* Your assignment
Which lines of the entries contain the string "现代都市"? Please find them and copy them.
(Given information Opens)
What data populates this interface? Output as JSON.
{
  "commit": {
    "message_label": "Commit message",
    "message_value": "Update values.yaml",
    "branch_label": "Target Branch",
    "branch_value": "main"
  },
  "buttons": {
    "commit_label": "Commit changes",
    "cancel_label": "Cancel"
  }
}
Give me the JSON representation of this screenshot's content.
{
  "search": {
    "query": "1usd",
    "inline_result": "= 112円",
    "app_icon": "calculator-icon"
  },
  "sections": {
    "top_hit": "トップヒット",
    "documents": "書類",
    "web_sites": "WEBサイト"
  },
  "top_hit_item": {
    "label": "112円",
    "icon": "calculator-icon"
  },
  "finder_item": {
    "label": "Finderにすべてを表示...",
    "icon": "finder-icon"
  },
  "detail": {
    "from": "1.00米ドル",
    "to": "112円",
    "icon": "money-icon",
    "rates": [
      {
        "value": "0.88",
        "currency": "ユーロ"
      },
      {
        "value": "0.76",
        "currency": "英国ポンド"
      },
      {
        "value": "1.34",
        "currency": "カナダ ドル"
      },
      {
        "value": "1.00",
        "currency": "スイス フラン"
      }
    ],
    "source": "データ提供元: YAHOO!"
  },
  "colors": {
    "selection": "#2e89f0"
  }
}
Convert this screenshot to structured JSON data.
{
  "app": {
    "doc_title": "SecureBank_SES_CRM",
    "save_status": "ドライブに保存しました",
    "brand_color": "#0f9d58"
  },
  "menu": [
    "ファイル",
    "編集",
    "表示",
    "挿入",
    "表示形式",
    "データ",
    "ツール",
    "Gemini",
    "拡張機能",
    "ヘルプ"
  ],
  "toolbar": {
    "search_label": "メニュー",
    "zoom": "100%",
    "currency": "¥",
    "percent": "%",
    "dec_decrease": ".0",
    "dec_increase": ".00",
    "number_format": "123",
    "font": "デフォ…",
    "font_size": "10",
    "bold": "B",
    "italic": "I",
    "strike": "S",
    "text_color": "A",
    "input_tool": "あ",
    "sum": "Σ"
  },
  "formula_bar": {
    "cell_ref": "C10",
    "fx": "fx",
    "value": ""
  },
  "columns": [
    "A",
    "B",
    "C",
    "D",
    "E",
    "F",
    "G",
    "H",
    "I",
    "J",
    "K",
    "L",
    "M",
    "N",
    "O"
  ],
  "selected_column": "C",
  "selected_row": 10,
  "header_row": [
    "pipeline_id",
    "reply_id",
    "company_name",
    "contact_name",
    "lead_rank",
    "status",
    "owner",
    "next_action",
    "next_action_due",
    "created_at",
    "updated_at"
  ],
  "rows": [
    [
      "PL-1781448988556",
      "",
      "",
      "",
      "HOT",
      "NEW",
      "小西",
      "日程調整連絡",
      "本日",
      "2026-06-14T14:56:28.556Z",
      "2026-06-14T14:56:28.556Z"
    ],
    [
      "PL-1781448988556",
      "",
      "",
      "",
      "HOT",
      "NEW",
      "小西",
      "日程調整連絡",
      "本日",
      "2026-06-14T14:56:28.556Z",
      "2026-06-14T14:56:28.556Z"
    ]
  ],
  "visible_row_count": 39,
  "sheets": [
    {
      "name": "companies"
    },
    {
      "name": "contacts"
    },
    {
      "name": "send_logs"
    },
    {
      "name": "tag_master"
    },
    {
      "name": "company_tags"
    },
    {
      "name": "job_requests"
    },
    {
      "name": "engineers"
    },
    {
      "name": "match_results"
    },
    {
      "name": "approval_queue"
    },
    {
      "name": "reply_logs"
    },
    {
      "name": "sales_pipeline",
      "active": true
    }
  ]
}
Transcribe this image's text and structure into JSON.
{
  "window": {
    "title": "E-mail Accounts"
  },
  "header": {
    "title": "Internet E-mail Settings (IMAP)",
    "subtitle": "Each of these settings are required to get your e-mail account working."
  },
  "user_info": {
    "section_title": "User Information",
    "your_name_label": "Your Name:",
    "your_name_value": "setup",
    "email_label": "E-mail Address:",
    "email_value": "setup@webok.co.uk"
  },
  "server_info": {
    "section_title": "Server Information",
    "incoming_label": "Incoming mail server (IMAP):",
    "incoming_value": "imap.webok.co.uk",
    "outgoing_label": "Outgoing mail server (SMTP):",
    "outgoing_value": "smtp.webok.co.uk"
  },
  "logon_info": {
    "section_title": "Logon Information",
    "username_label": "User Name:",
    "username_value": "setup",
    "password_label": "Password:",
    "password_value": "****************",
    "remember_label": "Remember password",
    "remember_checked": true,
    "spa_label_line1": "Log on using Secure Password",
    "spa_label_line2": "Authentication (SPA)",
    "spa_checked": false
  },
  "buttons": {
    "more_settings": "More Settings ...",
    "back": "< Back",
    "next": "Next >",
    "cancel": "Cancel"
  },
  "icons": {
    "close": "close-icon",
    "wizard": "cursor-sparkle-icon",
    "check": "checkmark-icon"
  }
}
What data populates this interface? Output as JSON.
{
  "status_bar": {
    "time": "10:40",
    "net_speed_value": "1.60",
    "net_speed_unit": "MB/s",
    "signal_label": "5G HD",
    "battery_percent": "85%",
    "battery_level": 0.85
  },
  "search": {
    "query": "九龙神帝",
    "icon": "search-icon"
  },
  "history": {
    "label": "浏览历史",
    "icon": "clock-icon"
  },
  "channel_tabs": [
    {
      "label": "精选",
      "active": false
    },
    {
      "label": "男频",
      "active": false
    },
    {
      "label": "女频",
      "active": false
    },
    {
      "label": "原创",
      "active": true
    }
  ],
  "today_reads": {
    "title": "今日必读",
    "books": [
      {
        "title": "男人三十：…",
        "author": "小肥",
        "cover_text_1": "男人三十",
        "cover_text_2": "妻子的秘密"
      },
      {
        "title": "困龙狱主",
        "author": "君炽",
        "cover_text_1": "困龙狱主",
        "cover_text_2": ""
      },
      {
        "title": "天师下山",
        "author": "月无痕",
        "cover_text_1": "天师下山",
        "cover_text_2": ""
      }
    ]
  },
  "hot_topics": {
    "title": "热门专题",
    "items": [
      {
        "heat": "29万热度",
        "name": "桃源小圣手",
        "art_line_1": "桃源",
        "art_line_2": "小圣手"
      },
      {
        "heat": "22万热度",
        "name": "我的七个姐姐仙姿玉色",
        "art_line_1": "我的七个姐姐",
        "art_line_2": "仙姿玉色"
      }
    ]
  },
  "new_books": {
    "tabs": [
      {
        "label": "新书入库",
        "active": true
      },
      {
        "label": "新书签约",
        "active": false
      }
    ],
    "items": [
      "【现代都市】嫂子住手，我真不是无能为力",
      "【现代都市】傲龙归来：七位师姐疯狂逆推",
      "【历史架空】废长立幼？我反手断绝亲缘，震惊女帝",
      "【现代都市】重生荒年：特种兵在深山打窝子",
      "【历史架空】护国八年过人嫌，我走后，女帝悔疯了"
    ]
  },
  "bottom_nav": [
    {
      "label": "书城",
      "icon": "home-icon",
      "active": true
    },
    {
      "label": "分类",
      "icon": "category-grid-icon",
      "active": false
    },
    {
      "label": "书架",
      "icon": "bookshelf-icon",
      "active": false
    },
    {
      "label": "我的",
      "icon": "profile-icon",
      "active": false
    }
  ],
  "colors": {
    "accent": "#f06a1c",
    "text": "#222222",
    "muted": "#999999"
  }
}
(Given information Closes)
* Output for this exercise
      "【现代都市】嫂子住手，我真不是无能为力",
      "【现代都市】傲龙归来：七位师姐疯狂逆推",
      "【现代都市】重生荒年：特种兵在深山打窝子",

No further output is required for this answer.